explorer and representative of Leopold II of Belgium’s efforts to build a Central African empire, was born with the name John Rowlands on 28 January 1841 in Denbigh, Wales. He came from an impoverished background. His mother, Elizabeth Parry, was nineteen years old and unmarried, and there is some debate over who his father may have been. While Stanley believed his father was an alcoholic named Rowlands, a lawyer named James Vaughan Horne may have actually been his father. In any event, his mother left Henry in the care of his grandfather, but his death in 1846 resulted in the boy’s placement in a workhouse for abandoned children and poor people. He only met his mother in 1850 Extremely bitter about his extended family s unwillingness to treat him as one of their own as well as the physical and psychological abuse he experienced in the workhouse Stanley graduated ...

Article

Elizabeth Heath

Sir Henry Morton Stanley was born John Rowlands in Denbigh, Wales. Beginning his career as a journalist, Stanley first traveled to Africa in 1869 on assignment for the New York Herald. The newspaper dispatched Stanley to find David Livingstone, a Scottish missionary who had gone to explore Africa and subsequently disappeared from the public eye. Traveling from Zanzibar into the interior of east Africa, Stanley finally met the ailing Livingstone at Ujiji, a town on Lake Tanganyika, on November 10, 1871. Stanley is said to have greeted Livingstone with the famous remark, “Dr. Livingstone, I presume?” After Livingstone was nursed back to health, they explored the northern end of Lake Tanganyika. Stanley returned to Europe in 1872 but was sent back to West Africa the following year to report on the British campaign against the Asante.

In 1874 the New York Herald and London Daily ...

Article

James Jankowski

lawyer, minister, and twice prime minister of Egypt, was a descendant of one of the prominent Ottoman-Egyptian families that dominated Egyptian politics in the nineteenth century. Educated at the ʿAbdin Secondary School, the Higher Teacher’s College, and the School of Law, Tharwat had a distinguished legal career. He initially worked in the State Domains Administration and then in the Justice Ministry, where he eventually became director of administration for the National Courts and chancellor of the National Courts of Appeal. He served briefly as Governor of Asyut Province (1907–1908) and later as head of the Public Prosecutor’s Office (1908–1914).

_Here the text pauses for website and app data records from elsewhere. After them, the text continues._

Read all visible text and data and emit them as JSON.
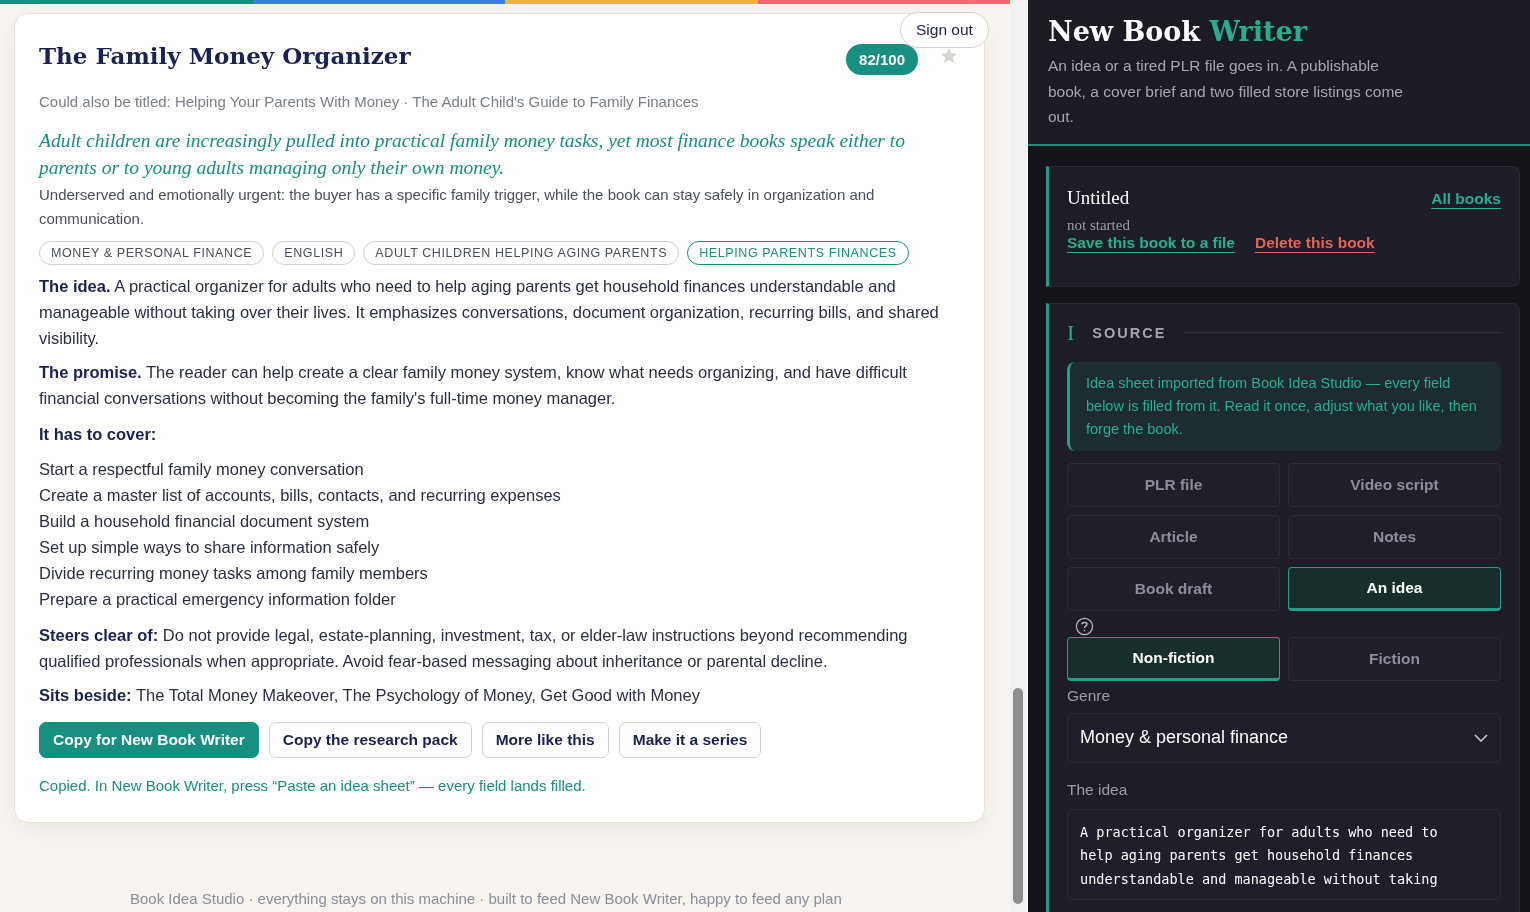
{
  "idea_card": {
    "title": "The Family Money Organizer",
    "score": "82/100",
    "starred": false,
    "alt_titles": "Could also be titled: Helping Your Parents With Money · The Adult Child's Guide to Family Finances",
    "hook": "Adult children are increasingly pulled into practical family money tasks, yet most finance books speak either to parents or to young adults managing only their own money.",
    "why": "Underserved and emotionally urgent: the buyer has a specific family trigger, while the book can stay safely in organization and communication.",
    "tags": [
      {
        "label": "MONEY & PERSONAL FINANCE",
        "highlighted": false
      },
      {
        "label": "ENGLISH",
        "highlighted": false
      },
      {
        "label": "ADULT CHILDREN HELPING AGING PARENTS",
        "highlighted": false
      },
      {
        "label": "HELPING PARENTS FINANCES",
        "highlighted": true
      }
    ],
    "idea": "**The idea.** A practical organizer for adults who need to help aging parents get household finances understandable and manageable without taking over their lives. It emphasizes conversations, document organization, recurring bills, and shared visibility.",
    "promise": "**The promise.** The reader can help create a clear family money system, know what needs organizing, and have difficult financial conversations without becoming the family's full-time money manager.",
    "cover_heading": "It has to cover:",
    "cover_items": [
      "Start a respectful family money conversation",
      "Create a master list of accounts, bills, contacts, and recurring expenses",
      "Build a household financial document system",
      "Set up simple ways to share information safely",
      "Divide recurring money tasks among family members",
      "Prepare a practical emergency information folder"
    ],
    "steers_clear": "**Steers clear of:** Do not provide legal, estate-planning, investment, tax, or elder-law instructions beyond recommending qualified professionals when appropriate. Avoid fear-based messaging about inheritance or parental decline.",
    "sits_beside": "**Sits beside:** The Total Money Makeover, The Psychology of Money, Get Good with Money",
    "buttons": [
      {
        "label": "Copy for New Book Writer",
        "primary": true
      },
      {
        "label": "Copy the research pack",
        "primary": false
      },
      {
        "label": "More like this",
        "primary": false
      },
      {
        "label": "Make it a series",
        "primary": false
      }
    ],
    "status": "Copied. In New Book Writer, press “Paste an idea sheet” — every field lands filled."
  },
  "sign_out": "Sign out",
  "footer": "Book Idea Studio · everything stays on this machine · built to feed New Book Writer, happy to feed any plan",
  "writer": {
    "title": "New Book",
    "title_accent": "Writer",
    "tagline": "An idea or a tired PLR file goes in. A publishable book, a cover brief and two filled store listings come out.",
    "book": {
      "name": "Untitled",
      "state": "not started",
      "all_books": "All books",
      "save": "Save this book to a file",
      "delete": "Delete this book"
    },
    "source": {
      "numeral": "I",
      "heading": "SOURCE",
      "notice": "Idea sheet imported from Book Idea Studio — every field below is filled from it. Read it once, adjust what you like, then forge the book.",
      "types": [
        {
          "label": "PLR file",
          "selected": false
        },
        {
          "label": "Video script",
          "selected": false
        },
        {
          "label": "Article",
          "selected": false
        },
        {
          "label": "Notes",
          "selected": false
        },
        {
          "label": "Book draft",
          "selected": false
        },
        {
          "label": "An idea",
          "selected": true
        }
      ],
      "kinds": [
        {
          "label": "Non-fiction",
          "selected": true
        },
        {
          "label": "Fiction",
          "selected": false
        }
      ],
      "genre_label": "Genre",
      "genre": "Money & personal finance",
      "idea_label": "The idea",
      "idea_value": "A practical organizer for adults who need to help aging parents get household finances understandable and manageable without taking"
    }
  }
}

Tharwat’s political career dates to 1907, when he was a founding member of the new Umma Party. His ministerial career commenced in 1914. He was Minister of Justice from 1914 to 1919, Minister of Interior in 1921 and again in 1922 Minister of Foreign Affairs in 1926 ...